◆ Dataset ◆
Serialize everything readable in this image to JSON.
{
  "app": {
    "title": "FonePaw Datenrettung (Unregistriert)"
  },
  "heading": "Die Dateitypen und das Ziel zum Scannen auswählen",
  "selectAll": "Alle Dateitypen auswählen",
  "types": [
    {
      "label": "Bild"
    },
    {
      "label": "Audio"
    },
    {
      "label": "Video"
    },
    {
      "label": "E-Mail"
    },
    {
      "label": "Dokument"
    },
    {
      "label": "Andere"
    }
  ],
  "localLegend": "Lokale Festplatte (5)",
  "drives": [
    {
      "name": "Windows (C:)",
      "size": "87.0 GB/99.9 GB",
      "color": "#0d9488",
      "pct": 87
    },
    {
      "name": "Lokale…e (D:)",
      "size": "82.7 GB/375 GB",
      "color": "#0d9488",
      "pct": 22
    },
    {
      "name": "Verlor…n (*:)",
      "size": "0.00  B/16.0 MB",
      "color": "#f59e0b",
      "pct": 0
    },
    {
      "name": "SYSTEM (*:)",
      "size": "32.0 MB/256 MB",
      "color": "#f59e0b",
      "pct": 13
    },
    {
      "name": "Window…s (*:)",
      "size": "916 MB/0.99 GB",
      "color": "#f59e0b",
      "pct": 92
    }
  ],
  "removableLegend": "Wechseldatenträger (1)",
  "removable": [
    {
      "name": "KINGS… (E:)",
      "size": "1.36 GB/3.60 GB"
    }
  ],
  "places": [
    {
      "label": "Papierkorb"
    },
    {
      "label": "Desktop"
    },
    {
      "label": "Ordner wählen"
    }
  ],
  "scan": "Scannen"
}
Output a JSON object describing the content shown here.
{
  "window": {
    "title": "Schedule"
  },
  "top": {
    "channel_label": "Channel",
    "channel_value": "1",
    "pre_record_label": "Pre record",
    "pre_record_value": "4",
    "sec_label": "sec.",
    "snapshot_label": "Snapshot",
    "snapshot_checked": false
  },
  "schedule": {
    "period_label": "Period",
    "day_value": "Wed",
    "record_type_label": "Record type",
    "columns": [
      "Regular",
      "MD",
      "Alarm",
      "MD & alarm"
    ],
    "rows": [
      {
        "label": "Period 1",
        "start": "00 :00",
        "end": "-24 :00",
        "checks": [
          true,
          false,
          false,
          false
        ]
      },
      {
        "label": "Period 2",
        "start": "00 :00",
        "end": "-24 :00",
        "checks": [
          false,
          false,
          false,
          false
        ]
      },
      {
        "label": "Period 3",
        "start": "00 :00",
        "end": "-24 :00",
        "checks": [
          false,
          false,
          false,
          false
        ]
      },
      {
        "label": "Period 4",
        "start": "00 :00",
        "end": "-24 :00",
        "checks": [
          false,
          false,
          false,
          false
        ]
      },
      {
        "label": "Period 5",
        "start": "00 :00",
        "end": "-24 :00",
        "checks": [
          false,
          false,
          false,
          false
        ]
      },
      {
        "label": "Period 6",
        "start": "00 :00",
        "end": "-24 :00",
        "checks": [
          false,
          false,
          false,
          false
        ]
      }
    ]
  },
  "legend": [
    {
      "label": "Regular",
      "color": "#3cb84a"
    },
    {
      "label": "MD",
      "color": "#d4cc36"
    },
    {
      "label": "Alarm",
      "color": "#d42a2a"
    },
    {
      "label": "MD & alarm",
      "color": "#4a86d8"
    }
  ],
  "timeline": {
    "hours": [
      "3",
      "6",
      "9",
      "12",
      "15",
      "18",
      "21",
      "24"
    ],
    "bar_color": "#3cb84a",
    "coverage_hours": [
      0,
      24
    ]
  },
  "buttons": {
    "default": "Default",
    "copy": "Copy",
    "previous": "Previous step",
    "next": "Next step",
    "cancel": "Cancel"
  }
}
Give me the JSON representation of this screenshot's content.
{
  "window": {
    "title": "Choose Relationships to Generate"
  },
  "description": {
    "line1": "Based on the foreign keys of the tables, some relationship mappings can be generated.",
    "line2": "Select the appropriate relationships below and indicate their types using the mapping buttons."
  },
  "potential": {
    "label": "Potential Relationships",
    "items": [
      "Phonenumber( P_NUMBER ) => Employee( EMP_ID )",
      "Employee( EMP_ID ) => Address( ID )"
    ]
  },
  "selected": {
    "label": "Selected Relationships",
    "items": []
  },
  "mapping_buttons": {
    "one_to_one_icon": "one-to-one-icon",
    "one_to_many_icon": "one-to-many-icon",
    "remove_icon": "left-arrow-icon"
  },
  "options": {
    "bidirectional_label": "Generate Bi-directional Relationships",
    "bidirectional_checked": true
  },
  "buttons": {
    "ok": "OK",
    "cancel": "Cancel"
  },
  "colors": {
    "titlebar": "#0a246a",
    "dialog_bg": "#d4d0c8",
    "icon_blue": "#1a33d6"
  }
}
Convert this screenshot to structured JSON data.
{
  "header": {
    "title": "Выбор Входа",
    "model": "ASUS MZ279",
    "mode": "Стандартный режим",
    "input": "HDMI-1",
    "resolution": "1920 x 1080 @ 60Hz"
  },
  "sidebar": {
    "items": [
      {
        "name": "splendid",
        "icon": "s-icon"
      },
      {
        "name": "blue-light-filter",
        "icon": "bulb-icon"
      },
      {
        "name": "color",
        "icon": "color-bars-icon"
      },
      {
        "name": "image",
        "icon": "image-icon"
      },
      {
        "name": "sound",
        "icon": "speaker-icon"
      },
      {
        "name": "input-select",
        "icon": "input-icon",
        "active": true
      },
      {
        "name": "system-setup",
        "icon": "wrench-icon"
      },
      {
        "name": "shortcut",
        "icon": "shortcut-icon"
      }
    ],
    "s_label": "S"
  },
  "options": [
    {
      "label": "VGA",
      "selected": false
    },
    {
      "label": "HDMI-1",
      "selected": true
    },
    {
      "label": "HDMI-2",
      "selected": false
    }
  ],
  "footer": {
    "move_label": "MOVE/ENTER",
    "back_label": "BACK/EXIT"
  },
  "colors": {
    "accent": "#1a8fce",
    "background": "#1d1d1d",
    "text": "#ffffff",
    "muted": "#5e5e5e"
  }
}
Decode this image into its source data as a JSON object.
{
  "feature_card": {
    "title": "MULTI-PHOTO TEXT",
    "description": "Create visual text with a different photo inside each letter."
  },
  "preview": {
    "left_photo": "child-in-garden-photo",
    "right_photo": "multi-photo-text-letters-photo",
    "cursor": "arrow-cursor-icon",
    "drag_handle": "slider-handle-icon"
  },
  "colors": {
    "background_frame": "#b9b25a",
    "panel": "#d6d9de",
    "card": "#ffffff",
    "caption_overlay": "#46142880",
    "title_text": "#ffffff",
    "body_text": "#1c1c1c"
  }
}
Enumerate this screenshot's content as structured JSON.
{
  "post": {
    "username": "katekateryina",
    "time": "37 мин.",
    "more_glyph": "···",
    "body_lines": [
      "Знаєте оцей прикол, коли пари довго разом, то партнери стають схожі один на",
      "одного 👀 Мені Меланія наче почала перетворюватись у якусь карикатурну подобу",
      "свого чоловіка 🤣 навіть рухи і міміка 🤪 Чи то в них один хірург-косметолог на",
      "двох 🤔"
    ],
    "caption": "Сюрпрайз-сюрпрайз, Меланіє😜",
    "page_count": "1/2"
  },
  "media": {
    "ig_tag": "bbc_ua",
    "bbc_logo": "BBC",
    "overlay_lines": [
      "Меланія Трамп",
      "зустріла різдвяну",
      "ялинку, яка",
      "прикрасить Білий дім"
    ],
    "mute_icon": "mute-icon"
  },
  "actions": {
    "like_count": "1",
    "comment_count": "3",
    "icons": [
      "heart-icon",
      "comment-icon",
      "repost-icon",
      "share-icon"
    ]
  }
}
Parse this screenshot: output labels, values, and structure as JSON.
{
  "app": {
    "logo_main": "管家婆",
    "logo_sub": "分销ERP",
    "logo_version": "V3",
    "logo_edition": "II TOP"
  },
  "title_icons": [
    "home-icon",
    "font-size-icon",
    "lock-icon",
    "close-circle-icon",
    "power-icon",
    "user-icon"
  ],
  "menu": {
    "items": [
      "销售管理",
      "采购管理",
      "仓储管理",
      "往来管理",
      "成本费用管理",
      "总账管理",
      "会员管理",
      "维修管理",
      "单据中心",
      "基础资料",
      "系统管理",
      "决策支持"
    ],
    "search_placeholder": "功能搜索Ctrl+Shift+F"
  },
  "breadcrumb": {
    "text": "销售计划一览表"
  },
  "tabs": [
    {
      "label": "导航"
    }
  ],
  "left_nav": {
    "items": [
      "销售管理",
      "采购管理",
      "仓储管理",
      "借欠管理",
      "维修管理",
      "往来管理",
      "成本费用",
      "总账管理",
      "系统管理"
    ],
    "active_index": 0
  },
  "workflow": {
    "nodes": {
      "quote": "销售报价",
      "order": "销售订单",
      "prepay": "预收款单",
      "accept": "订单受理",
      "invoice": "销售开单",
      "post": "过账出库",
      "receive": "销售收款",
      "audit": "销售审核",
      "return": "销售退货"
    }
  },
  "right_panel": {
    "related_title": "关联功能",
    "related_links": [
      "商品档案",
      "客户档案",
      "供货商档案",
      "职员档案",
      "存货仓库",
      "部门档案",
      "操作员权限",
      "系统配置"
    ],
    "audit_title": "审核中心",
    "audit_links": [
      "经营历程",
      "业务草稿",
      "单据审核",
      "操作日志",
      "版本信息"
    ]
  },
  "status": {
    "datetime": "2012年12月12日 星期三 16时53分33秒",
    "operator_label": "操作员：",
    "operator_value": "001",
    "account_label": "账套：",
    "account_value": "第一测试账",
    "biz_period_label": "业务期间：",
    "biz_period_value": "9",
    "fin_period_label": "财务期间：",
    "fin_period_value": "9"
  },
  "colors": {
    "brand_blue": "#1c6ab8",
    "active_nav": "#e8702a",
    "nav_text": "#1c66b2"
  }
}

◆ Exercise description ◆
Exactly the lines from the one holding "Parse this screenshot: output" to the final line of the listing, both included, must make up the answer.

◆ Task solution ◆
Parse this screenshot: output labels, values, and structure as JSON.
{
  "app": {
    "logo_main": "管家婆",
    "logo_sub": "分销ERP",
    "logo_version": "V3",
    "logo_edition": "II TOP"
  },
  "title_icons": [
    "home-icon",
    "font-size-icon",
    "lock-icon",
    "close-circle-icon",
    "power-icon",
    "user-icon"
  ],
  "menu": {
    "items": [
      "销售管理",
      "采购管理",
      "仓储管理",
      "往来管理",
      "成本费用管理",
      "总账管理",
      "会员管理",
      "维修管理",
      "单据中心",
      "基础资料",
      "系统管理",
      "决策支持"
    ],
    "search_placeholder": "功能搜索Ctrl+Shift+F"
  },
  "breadcrumb": {
    "text": "销售计划一览表"
  },
  "tabs": [
    {
      "label": "导航"
    }
  ],
  "left_nav": {
    "items": [
      "销售管理",
      "采购管理",
      "仓储管理",
      "借欠管理",
      "维修管理",
      "往来管理",
      "成本费用",
      "总账管理",
      "系统管理"
    ],
    "active_index": 0
  },
  "workflow": {
    "nodes": {
      "quote": "销售报价",
      "order": "销售订单",
      "prepay": "预收款单",
      "accept": "订单受理",
      "invoice": "销售开单",
      "post": "过账出库",
      "receive": "销售收款",
      "audit": "销售审核",
      "return": "销售退货"
    }
  },
  "right_panel": {
    "related_title": "关联功能",
    "related_links": [
      "商品档案",
      "客户档案",
      "供货商档案",
      "职员档案",
      "存货仓库",
      "部门档案",
      "操作员权限",
      "系统配置"
    ],
    "audit_title": "审核中心",
    "audit_links": [
      "经营历程",
      "业务草稿",
      "单据审核",
      "操作日志",
      "版本信息"
    ]
  },
  "status": {
    "datetime": "2012年12月12日 星期三 16时53分33秒",
    "operator_label": "操作员：",
    "operator_value": "001",
    "account_label": "账套：",
    "account_value": "第一测试账",
    "biz_period_label": "业务期间：",
    "biz_period_value": "9",
    "fin_period_label": "财务期间：",
    "fin_period_value": "9"
  },
  "colors": {
    "brand_blue": "#1c6ab8",
    "active_nav": "#e8702a",
    "nav_text": "#1c66b2"
  }
}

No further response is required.